Music

Members of BadBadNotGood make their film debut with a 'creepy, aggressive' score

Disappearance at Clifton Hill is a new movie by Canadian director Albert Shin.

Disappearance at Clifton Hill is a new movie by Canadian director Albert Shin

Leland Whitty and Alex Sowinski of Toronto group BadBadNotGood have written their first film score for Albert Shin's new film, Disappearance at Clifton Hill. (Getty Images)

Toronto group BadBadNotGood has not released an album since 2016's IV, but its portfolio has continued to grow. In the interim years, the members collaborated with some pretty big names: Kaytranada, Kendrick Lamar, Daniel Caesar and Kali Uchis, to name a few. But just before they settle back into the studio for their followup, members Alex Sowinski and Leland Whitty have another project up their sleeves: crafting their very first film score.

Disappearance at Clifton Hill (out today) is a Canadian film by director Albert Shin that tells the story of a woman who is haunted by a kidnapping she believes she witnessed as a kid. Many years later, following her mother's death, she returns to her hometown in Niagara Falls and decides to look into this unsolved case. 

It's a film that relies heavily on tension and suspense, something that feels like the polar opposite of BadBadNotGood's loose, jazz-inspired compositions. Sowinski admits that this approach was "a pretty new kind of sound for us to work with because we've never really worked on something this creepy, aggressive and dark-sounding." 

The score, which Sowinski and Whitty will release as an album of its own, plays an immediate role. As the film opens on protagonist Abby's childhood memory of this traumatic event, an unshakeable sense of dread bellows underneath the experience with a saxophone and pounding drum beat. The saxophone, Whitty's main instrument, reappears throughout the film as a musical trigger that enhances the stress Abby feels as she finds herself falling deeper into the rabbit hole of this mystery. 

A natural, and perhaps easy, comparison that can be made is to saxophonist Colin Stetson's film work on Hereditary and Color Out of Space, which also uses arpeggios to burrow into the viewer's brain in unsettling ways. While Sowinski and Whitty admit that Stetson, a musician they've worked with in the past, was an influence on their own score, they also looked to the frenetic music of avant garde jazz artists Eric Dolphy and Sam Rivers for inspiration. 

The thematic nature of scores has left a lasting impression on Sowinski and Whitty, something that they will not only retain for future film projects, but that they may even try to transfer into new music they're currently writing for BadBadNotGood.   

"In the past, with a lot of our music, it was more individual song-based," Whitty explains. "But with this film, the whole thing is unified. It's been kind of cool, having gone through that, to try and think of ways to approach that in our music that isn't too obvious or on the nose, to make a bigger statement." 

BADBADNOTGOOD perform 'IV' for CBC Music's First Play Live. 8:41
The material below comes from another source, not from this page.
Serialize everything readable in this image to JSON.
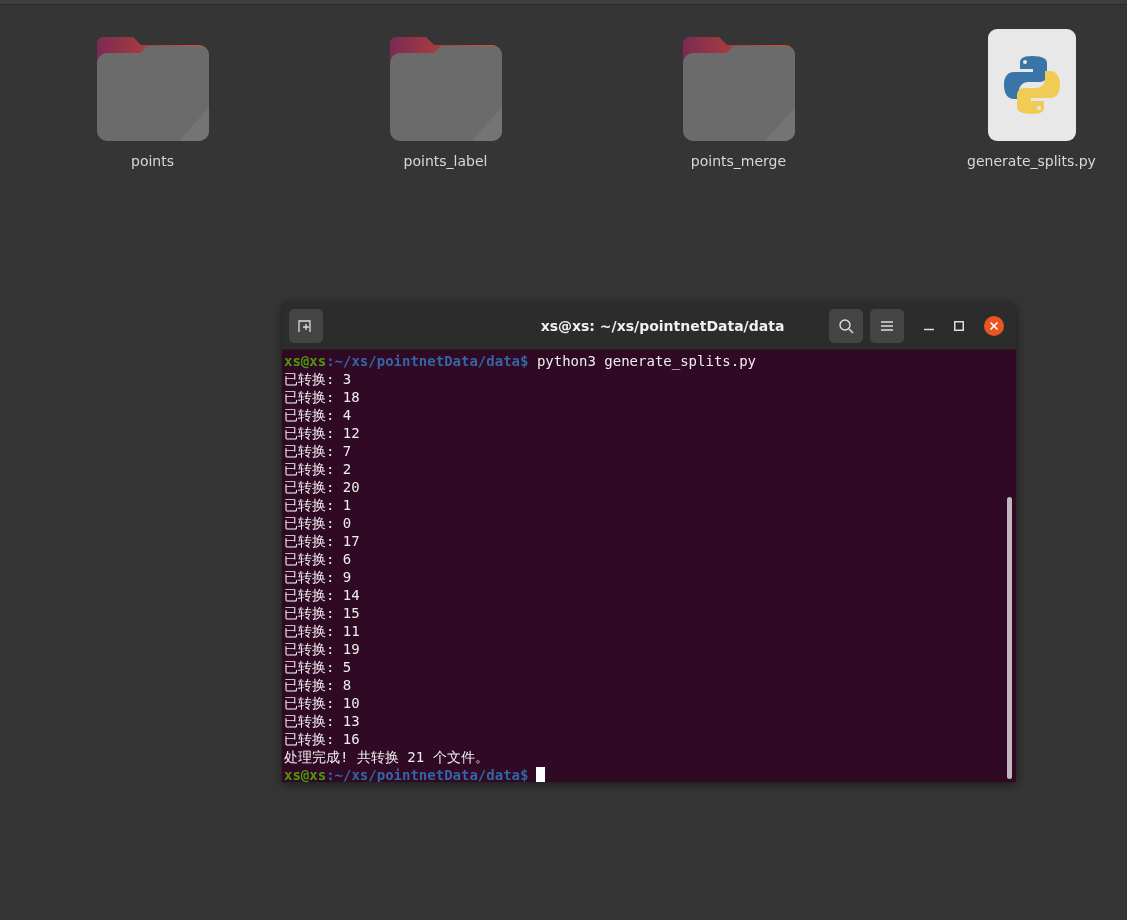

With the music of Disappearance at Clifton Hill now safely out of their hands and into theatres across the country, Sowinski and Whitty find themselves, along with member Chester Hansen, in the "development stage" of piecing together a new record. Missing in the lineup will be original member Matt Tavares, who confirmed last October that he was permanently leaving the group. 

Since Tavares had already stopped touring with BadBadNotGood in 2016, after the release of IV, Sowinski says the group's dynamic was "changing quite a bit already" in the past few years.
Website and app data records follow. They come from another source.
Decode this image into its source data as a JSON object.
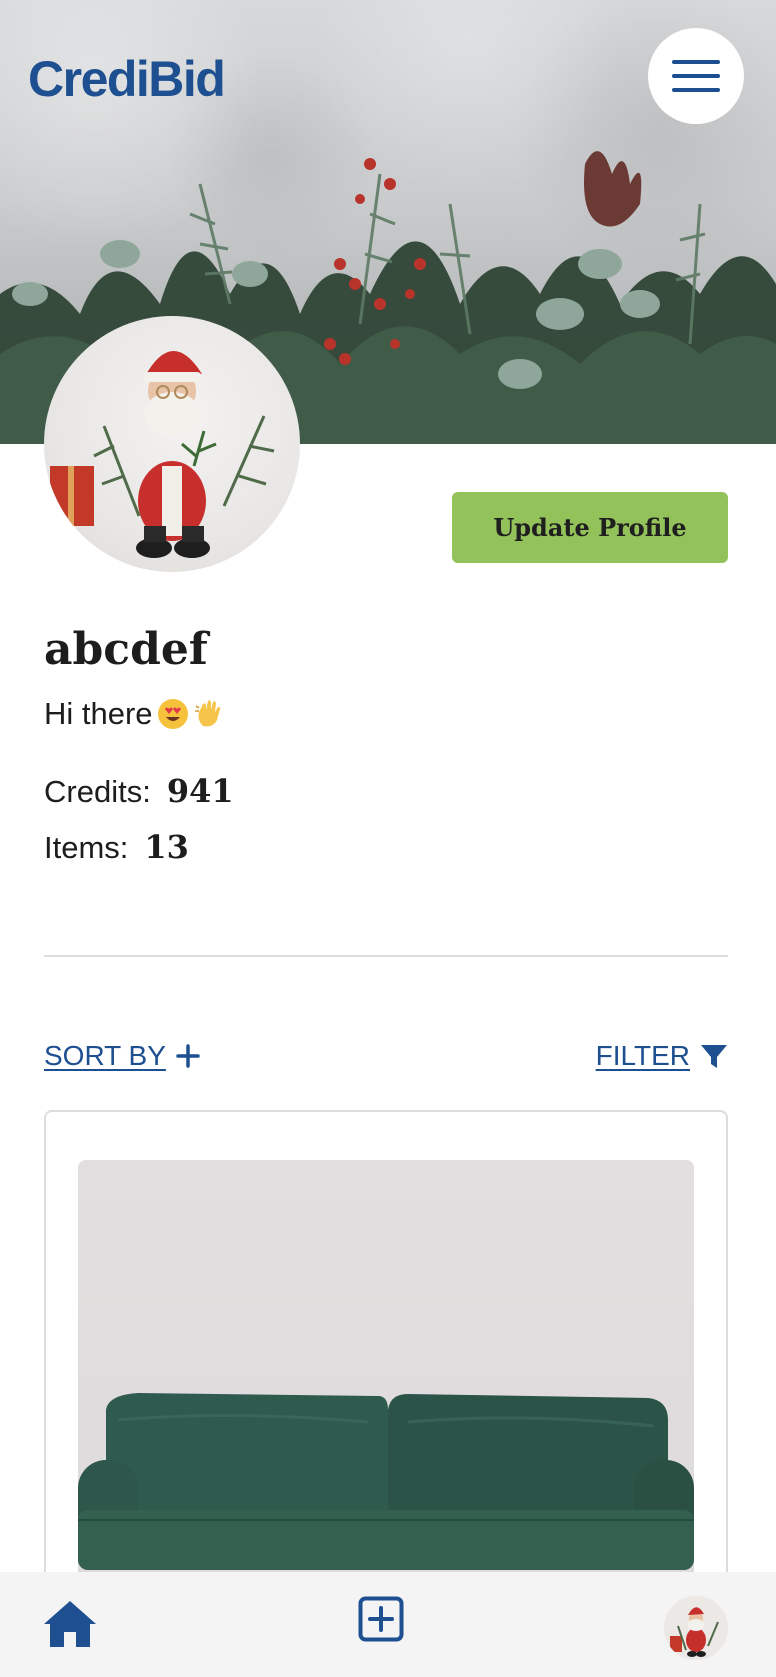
{
  "header": {
    "logo_text": "CrediBid",
    "menu_icon": "hamburger-menu-icon"
  },
  "profile": {
    "update_button_label": "Update Profile",
    "username": "abcdef",
    "bio": "Hi there",
    "bio_emojis": [
      "heart-eyes-emoji",
      "waving-hand-emoji"
    ],
    "credits_label": "Credits:",
    "credits_value": "941",
    "items_label": "Items:",
    "items_value": "13"
  },
  "controls": {
    "sort_label": "SORT BY",
    "sort_icon": "plus-icon",
    "filter_label": "FILTER",
    "filter_icon": "funnel-icon"
  },
  "bottom_nav": {
    "items": [
      {
        "name": "home",
        "icon": "home-icon"
      },
      {
        "name": "add-item",
        "icon": "plus-square-icon"
      },
      {
        "name": "profile",
        "icon": "avatar"
      }
    ]
  },
  "colors": {
    "brand": "#1e4f91",
    "accent_green": "#93c15a",
    "nav_bg": "#f4f4f5"
  }
}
"Nothing feels super drastic, it's been kind of a smooth transition and it's been a great space for the three of us to explore a different approach to making music," he adds. "Chester and Leland both play keyboards really well so it's been cool to see their sense of style and expression. We just want to keep moving forward in a way that feels truthful and that also allows us to push ourselves forward more rather than business as usual."  
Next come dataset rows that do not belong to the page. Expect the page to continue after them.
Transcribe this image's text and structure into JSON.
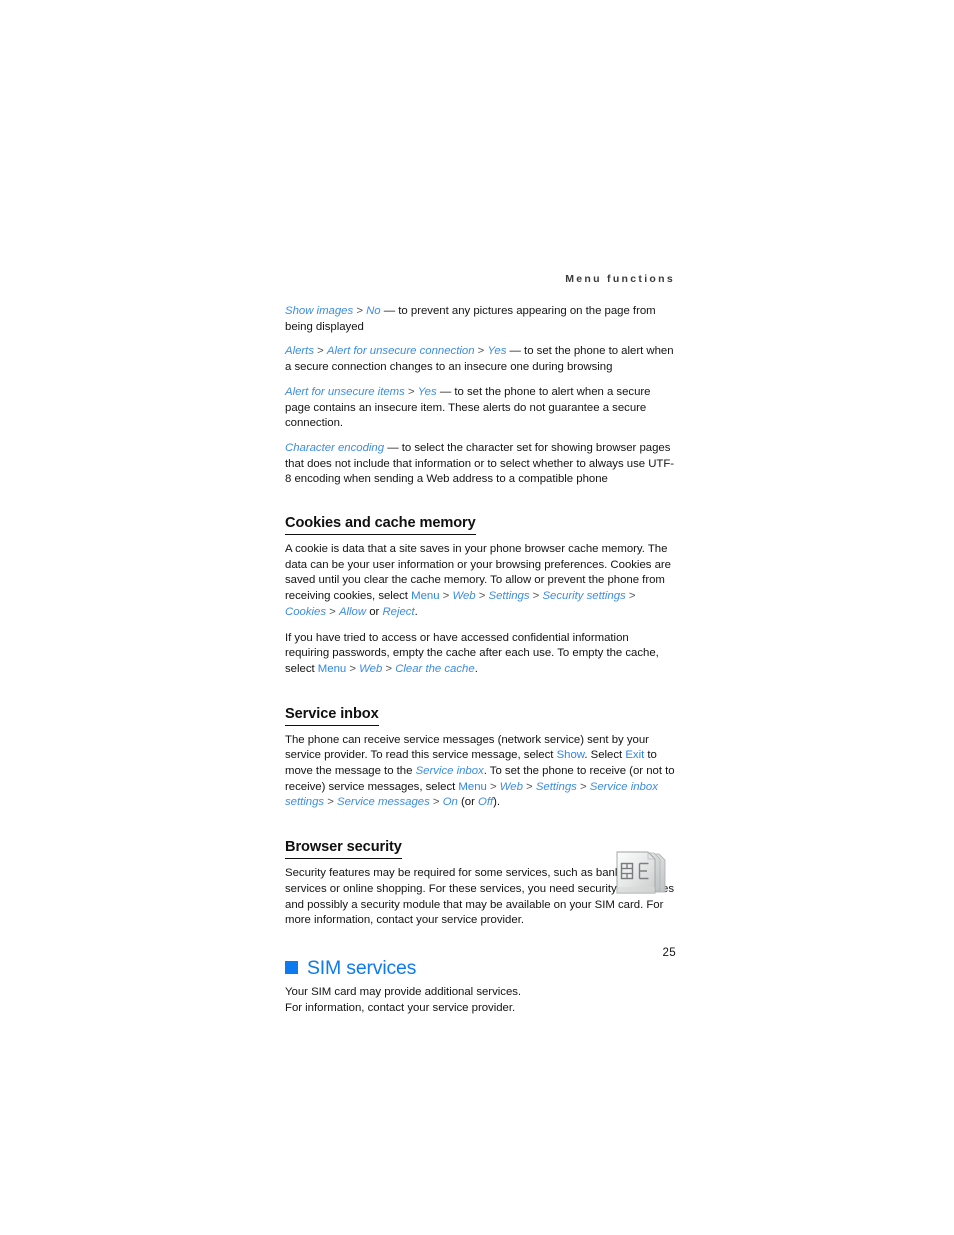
{
  "page": {
    "running_head": "Menu functions",
    "folio": "25"
  },
  "settings_list": {
    "items": [
      {
        "id": "show-images",
        "segments": [
          {
            "t": "Show images",
            "s": "ref"
          },
          {
            "t": " > ",
            "s": "sep"
          },
          {
            "t": "No",
            "s": "ref"
          },
          {
            "t": " — to prevent any pictures appearing on the page from being displayed",
            "s": "plain"
          }
        ]
      },
      {
        "id": "alerts",
        "segments": [
          {
            "t": "Alerts",
            "s": "ref"
          },
          {
            "t": " > ",
            "s": "sep"
          },
          {
            "t": "Alert for unsecure connection",
            "s": "ref"
          },
          {
            "t": " > ",
            "s": "sep"
          },
          {
            "t": "Yes",
            "s": "ref"
          },
          {
            "t": " — to set the phone to alert when a secure connection changes to an insecure one during browsing",
            "s": "plain"
          }
        ]
      },
      {
        "id": "alert-unsecure-items",
        "segments": [
          {
            "t": "Alert for unsecure items",
            "s": "ref"
          },
          {
            "t": " > ",
            "s": "sep"
          },
          {
            "t": "Yes",
            "s": "ref"
          },
          {
            "t": " — to set the phone to alert when a secure page contains an insecure item. These alerts do not guarantee a secure connection.",
            "s": "plain"
          }
        ]
      },
      {
        "id": "character-encoding",
        "segments": [
          {
            "t": "Character encoding",
            "s": "ref"
          },
          {
            "t": " — to select the character set for showing browser pages that does not include that information or to select whether to always use UTF-8 encoding when sending a Web address to a compatible phone",
            "s": "plain"
          }
        ]
      }
    ]
  },
  "cookies_section": {
    "heading": "Cookies and cache memory",
    "paragraphs": [
      {
        "id": "cookies-definition",
        "segments": [
          {
            "t": "A cookie is data that a site saves in your phone browser cache memory. The data can be your user information or your browsing preferences. Cookies are saved until you clear the cache memory. To allow or prevent the phone from receiving cookies, select ",
            "s": "plain"
          },
          {
            "t": "Menu",
            "s": "cmd"
          },
          {
            "t": " > ",
            "s": "sep"
          },
          {
            "t": "Web",
            "s": "ref"
          },
          {
            "t": " > ",
            "s": "sep"
          },
          {
            "t": "Settings",
            "s": "ref"
          },
          {
            "t": " > ",
            "s": "sep"
          },
          {
            "t": "Security settings",
            "s": "ref"
          },
          {
            "t": " > ",
            "s": "sep"
          },
          {
            "t": "Cookies",
            "s": "ref"
          },
          {
            "t": " > ",
            "s": "sep"
          },
          {
            "t": "Allow",
            "s": "ref"
          },
          {
            "t": " or ",
            "s": "plain"
          },
          {
            "t": "Reject",
            "s": "ref"
          },
          {
            "t": ".",
            "s": "plain"
          }
        ]
      },
      {
        "id": "empty-cache",
        "segments": [
          {
            "t": "If you have tried to access or have accessed confidential information requiring passwords, empty the cache after each use. To empty the cache, select ",
            "s": "plain"
          },
          {
            "t": "Menu",
            "s": "cmd"
          },
          {
            "t": " > ",
            "s": "sep"
          },
          {
            "t": "Web",
            "s": "ref"
          },
          {
            "t": " > ",
            "s": "sep"
          },
          {
            "t": "Clear the cache",
            "s": "ref"
          },
          {
            "t": ".",
            "s": "plain"
          }
        ]
      }
    ]
  },
  "service_inbox_section": {
    "heading": "Service inbox",
    "paragraphs": [
      {
        "id": "service-inbox-body",
        "segments": [
          {
            "t": "The phone can receive service messages (network service) sent by your service provider. To read this service message, select ",
            "s": "plain"
          },
          {
            "t": "Show",
            "s": "cmd"
          },
          {
            "t": ". Select ",
            "s": "plain"
          },
          {
            "t": "Exit",
            "s": "cmd"
          },
          {
            "t": " to move the message to the ",
            "s": "plain"
          },
          {
            "t": "Service inbox",
            "s": "ref"
          },
          {
            "t": ". To set the phone to receive (or not to receive) service messages, select ",
            "s": "plain"
          },
          {
            "t": "Menu",
            "s": "cmd"
          },
          {
            "t": " > ",
            "s": "sep"
          },
          {
            "t": "Web",
            "s": "ref"
          },
          {
            "t": " > ",
            "s": "sep"
          },
          {
            "t": "Settings",
            "s": "ref"
          },
          {
            "t": " > ",
            "s": "sep"
          },
          {
            "t": "Service inbox settings",
            "s": "ref"
          },
          {
            "t": " > ",
            "s": "sep"
          },
          {
            "t": "Service messages",
            "s": "ref"
          },
          {
            "t": " > ",
            "s": "sep"
          },
          {
            "t": "On",
            "s": "ref"
          },
          {
            "t": " (or ",
            "s": "plain"
          },
          {
            "t": "Off",
            "s": "ref"
          },
          {
            "t": ").",
            "s": "plain"
          }
        ]
      }
    ]
  },
  "browser_security_section": {
    "heading": "Browser security",
    "paragraphs": [
      {
        "id": "browser-security-body",
        "segments": [
          {
            "t": "Security features may be required for some services, such as banking services or online shopping. For these services, you need security certificates and possibly a security module that may be available on your SIM card. For more information, contact your service provider.",
            "s": "plain"
          }
        ]
      }
    ]
  },
  "sim_services_section": {
    "heading": "SIM services",
    "bullet_color": "#0d7bef",
    "icon": "sim-card-stack-icon",
    "paragraphs": [
      {
        "id": "sim-services-body",
        "segments": [
          {
            "t": "Your SIM card may provide additional services.\nFor information, contact your service provider.",
            "s": "plain"
          }
        ]
      }
    ]
  }
}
For musicians who have already worked with some of hip hop and R&B's most talented artists, and that is now looking to add more directors to the list, Sowinski and Whitty are extremely content with the people they are able to call their friends. They're protective of the names left on their dream list of collaborators, but Sowinski will concede to one Canadian icon: "Céline Dion is definitely on the bucket list."

Comments

To encourage thoughtful and respectful conversations, first and last names will appear with each submission to CBC/Radio-Canada's online communities (except in children and youth-oriented communities). Pseudonyms will no longer be permitted.

By submitting a comment, you accept that CBC has the right to reproduce and publish that comment in whole or in part, in any manner CBC chooses. Please note that CBC does not endorse the opinions expressed in comments. Comments on this story are moderated according to our Submission Guidelines. Comments are welcome while open. We reserve the right to close comments at any time.